OBJECTIVE: Our aim was to evaluate a new inflatable lung retractor, the "Spacemaker", and its efficacy in facilitating minimally invasive cardiothoracic surgery without the need of one lung ventilation or carbon dioxide overpressure insufflation.
METHODS: The device was tested in 12 anesthetized pigs (90-100 kg) placed on standard endotracheal ventilation. The device was introduced into the right or left side of the chest, depending on the intended procedure to be performed, via a 3-cm incision in the fifth intercostal space. A total of seven animals were used to evaluate hemodynamic and respiratory response to the device, whereas another five animals were used to assess the feasibility of a variety of minimally invasive cardiothoracic surgical procedures.
RESULTS: Introduction was easy and unhindered. The device was inflated up to 0.6 bar, thereby pushing the lung tissue gently away cranially, posteriorly, and caudally without interfering with pulmonary function or resulting in respiratory compromise. In addition, hemodynamics remained stable throughout the experiments. Different closed-chest surgical procedures such as left atrial appendage exclusion, pulmonary vein exposure, pacemaker lead placement, and endoscopic stabilization for coronary surgery, were successfully performed. Removal was quick and complete in all cases, and lung tissue showed no remnant atelectasis.
CONCLUSIONS: The "Spacemaker" may represent a reliable alternative to current conventional techniques to facilitate minimally invasive cardiothoracic surgery. Further research is warranted to confirm the effectiveness and the safety of this device and to optimize the model before its use in humans and its introduction into clinical practice.
|Article number||discussion 247|
|Journal||Innovations: Technology and Techniques in Cardiothoracic and Vascular Surgery|
|Publication status||Published - 15 Sep 2015|
- Atrial Appendage
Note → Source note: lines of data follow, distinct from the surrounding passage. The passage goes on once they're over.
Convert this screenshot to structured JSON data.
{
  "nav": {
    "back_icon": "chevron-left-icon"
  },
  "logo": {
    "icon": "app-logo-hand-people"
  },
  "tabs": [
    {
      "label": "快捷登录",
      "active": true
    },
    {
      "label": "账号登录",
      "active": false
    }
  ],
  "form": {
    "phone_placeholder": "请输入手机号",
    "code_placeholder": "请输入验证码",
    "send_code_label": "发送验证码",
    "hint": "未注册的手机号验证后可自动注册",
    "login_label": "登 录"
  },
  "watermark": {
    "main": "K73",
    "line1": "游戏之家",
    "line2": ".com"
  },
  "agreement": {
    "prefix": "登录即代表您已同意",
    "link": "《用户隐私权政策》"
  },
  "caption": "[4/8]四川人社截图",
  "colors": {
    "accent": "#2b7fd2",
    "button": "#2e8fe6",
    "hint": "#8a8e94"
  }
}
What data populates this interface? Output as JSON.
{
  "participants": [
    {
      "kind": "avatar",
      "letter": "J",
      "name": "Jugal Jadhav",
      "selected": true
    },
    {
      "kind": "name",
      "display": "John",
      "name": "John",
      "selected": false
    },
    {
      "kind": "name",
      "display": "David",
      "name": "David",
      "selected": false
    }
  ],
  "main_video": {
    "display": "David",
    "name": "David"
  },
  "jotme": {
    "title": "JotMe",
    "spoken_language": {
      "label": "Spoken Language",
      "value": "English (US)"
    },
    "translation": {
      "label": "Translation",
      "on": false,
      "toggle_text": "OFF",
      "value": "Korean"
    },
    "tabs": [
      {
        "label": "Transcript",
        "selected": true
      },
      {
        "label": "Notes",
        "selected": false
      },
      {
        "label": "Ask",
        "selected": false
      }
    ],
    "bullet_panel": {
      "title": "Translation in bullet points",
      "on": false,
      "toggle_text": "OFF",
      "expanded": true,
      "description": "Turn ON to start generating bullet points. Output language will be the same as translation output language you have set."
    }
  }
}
- Cardiac Surgical Procedures
- Feasibility Studies
- Minimally Invasive Surgical Procedures
- Pulmonary Veins
- Respiratory Physiological Phenomena
- Surgical Equipment